This Poynter piece by my Argo partner-in-crime, Matt Thompson, effectively gets at what we’re encouraging across the network: Getting beyond thinking of our work as individual stories, but instead making the journey of your discovery, the educating of your audience over time, be your key focus. To wit:
Journalists think in discrete stories. As in, “I’m finished with this story. Onto the next.” We often aim to produce these polished gems of Aristotelian narrative, bearing arresting ledes, explosive kickers and genuine catharsis somewhere in the midst. In science, the continued journey toward greater knowledge is an unending quest. Scientists spend entire careers advancing the state of knowledge in their field, not whizzing from discovery to discovery, but gradually pursuing an ever-greater understanding. The ability to turn the process of reporting into a compelling, unending story of its own is becoming an increasingly vital journalistic skill.

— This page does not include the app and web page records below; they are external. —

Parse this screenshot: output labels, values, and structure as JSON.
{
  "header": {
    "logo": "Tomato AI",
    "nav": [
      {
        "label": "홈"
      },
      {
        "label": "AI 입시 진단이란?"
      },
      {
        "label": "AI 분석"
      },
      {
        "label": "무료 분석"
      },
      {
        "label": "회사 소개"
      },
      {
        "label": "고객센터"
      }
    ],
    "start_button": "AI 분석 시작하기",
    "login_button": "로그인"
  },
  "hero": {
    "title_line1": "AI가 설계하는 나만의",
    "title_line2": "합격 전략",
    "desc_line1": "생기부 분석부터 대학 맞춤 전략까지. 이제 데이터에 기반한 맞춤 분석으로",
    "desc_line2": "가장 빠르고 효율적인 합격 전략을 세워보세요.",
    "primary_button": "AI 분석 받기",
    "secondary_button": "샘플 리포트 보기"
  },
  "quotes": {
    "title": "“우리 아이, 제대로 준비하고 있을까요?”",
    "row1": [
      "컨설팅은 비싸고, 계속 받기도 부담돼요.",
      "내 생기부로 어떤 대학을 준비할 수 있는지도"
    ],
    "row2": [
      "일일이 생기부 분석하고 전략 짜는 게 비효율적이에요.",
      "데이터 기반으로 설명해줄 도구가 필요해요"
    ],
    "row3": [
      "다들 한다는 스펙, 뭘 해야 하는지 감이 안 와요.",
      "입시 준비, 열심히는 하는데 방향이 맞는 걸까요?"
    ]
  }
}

The lesson here? Think about your site and your radio reporting as part of an ongoing quest. Let each post build on previous ones. Follow threads that emerge from posts. Resist the urge to work so hard on your weekly banner pieces that you neglect the bigger picture — that it’s our jobs to connect these posts and pieces together.